**Exercise**
From the listing below, select every line where the word "with" appears.

**Exercise material**
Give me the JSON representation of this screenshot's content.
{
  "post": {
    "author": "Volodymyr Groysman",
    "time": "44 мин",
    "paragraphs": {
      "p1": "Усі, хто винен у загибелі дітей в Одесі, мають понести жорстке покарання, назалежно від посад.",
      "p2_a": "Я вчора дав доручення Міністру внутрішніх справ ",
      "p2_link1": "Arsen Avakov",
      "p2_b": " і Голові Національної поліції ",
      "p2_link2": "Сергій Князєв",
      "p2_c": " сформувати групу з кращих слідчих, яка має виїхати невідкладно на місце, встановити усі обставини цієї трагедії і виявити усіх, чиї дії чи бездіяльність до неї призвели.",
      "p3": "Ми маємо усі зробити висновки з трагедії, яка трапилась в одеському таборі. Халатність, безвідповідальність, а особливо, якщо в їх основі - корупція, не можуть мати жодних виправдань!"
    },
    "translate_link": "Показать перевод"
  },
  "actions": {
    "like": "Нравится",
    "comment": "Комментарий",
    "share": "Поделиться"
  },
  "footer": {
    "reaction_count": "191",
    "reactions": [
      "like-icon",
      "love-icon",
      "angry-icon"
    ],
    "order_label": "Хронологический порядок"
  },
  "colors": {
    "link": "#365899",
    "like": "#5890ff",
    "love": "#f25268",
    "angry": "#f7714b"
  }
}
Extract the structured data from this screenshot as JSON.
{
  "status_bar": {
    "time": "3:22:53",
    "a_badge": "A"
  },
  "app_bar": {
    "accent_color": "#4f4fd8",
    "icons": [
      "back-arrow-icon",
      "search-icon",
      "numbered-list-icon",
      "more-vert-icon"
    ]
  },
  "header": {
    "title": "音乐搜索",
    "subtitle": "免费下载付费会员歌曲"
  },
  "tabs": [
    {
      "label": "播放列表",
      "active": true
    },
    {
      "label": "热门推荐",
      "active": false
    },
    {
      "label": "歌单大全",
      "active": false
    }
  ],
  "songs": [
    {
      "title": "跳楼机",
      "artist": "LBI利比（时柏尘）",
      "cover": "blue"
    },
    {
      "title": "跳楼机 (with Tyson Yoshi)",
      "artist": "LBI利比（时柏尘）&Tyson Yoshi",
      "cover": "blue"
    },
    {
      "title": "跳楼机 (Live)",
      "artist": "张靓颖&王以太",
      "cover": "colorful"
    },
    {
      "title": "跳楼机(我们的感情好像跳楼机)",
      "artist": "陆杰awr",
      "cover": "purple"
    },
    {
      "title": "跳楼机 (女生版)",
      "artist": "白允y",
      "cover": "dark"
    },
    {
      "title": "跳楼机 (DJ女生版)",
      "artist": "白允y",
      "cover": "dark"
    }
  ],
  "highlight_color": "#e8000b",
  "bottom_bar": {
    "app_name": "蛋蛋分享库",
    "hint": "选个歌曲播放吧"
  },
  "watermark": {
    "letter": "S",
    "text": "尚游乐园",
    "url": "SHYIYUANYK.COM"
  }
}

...

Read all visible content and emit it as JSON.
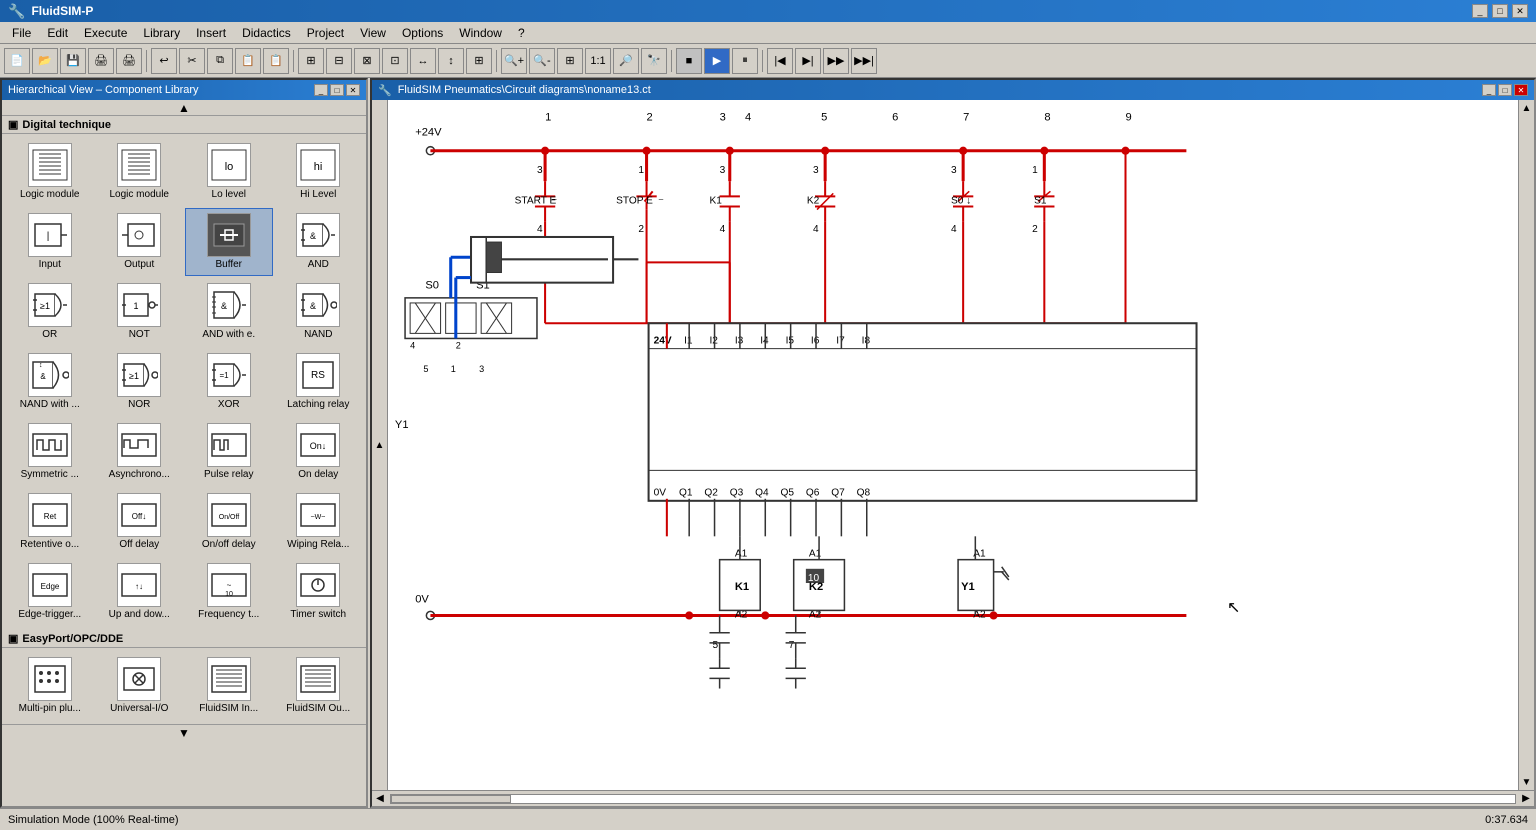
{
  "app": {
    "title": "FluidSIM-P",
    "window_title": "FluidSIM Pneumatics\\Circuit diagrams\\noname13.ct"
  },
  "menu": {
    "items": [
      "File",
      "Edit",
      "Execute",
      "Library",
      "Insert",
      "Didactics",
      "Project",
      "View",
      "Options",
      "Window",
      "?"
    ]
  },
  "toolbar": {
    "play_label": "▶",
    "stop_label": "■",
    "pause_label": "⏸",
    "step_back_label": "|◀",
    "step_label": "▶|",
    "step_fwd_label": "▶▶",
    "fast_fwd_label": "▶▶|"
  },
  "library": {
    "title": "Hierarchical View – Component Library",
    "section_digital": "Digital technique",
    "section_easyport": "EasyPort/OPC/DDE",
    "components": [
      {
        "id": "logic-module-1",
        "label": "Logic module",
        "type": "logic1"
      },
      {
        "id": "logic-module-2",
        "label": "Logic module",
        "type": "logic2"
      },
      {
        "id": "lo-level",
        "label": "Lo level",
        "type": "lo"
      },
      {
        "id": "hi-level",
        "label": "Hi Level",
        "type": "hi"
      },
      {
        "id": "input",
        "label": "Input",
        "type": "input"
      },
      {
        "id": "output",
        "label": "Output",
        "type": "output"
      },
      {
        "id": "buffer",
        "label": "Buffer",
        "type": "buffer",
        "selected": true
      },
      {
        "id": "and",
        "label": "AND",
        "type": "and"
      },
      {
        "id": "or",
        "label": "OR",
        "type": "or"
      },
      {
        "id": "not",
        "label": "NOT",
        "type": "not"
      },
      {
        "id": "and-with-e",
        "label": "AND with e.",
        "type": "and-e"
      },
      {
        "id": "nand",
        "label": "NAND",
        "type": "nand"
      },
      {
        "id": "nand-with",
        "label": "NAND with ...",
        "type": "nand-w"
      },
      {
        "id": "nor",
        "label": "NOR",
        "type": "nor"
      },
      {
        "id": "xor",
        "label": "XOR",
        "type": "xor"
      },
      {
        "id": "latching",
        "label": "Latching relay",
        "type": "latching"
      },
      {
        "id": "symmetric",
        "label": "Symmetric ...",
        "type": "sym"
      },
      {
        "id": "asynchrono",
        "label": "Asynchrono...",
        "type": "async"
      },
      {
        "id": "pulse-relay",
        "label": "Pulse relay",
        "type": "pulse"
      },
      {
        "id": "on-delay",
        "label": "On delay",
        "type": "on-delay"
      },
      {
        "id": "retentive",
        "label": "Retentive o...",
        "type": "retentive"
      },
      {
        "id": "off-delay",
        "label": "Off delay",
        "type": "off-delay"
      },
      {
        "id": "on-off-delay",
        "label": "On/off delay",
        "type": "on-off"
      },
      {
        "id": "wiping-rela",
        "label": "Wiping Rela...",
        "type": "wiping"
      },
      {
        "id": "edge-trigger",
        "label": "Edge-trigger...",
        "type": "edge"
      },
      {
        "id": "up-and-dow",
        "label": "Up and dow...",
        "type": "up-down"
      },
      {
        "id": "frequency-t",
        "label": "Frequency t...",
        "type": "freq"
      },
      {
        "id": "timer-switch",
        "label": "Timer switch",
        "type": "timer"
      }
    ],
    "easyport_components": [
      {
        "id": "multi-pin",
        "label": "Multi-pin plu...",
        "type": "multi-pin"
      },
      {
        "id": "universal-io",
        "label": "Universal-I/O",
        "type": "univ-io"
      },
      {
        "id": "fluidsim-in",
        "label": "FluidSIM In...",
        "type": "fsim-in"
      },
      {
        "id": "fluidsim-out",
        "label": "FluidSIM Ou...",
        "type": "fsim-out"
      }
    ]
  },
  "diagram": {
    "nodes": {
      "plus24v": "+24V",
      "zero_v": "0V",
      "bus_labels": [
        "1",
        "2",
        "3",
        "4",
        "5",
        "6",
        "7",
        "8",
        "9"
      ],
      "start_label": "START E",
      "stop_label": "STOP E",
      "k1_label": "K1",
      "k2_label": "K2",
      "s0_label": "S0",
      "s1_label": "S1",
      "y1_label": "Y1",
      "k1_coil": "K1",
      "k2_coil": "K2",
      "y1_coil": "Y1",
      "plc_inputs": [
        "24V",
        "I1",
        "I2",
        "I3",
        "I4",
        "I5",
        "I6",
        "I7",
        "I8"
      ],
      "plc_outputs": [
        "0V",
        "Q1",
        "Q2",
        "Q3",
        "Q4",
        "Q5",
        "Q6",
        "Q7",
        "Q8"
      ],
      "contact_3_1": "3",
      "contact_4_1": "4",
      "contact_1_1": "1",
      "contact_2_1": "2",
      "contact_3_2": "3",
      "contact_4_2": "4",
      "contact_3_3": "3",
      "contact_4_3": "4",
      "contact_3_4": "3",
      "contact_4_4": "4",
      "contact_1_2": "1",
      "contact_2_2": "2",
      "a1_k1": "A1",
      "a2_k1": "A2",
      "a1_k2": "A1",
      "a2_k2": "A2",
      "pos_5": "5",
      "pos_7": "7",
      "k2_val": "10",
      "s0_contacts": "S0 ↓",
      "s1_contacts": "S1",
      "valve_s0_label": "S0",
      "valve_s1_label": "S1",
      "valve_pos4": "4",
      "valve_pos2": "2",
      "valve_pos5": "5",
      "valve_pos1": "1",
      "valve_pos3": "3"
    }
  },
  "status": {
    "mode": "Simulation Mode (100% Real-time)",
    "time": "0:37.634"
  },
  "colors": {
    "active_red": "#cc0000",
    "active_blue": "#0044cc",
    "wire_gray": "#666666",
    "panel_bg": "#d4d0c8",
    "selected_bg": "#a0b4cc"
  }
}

**Result of the exercise**
      "title": "跳楼机 (with Tyson Yoshi)",
        "id": "and-with-e",
        "label": "AND with e.",
        "id": "nand-with",
        "label": "NAND with ...",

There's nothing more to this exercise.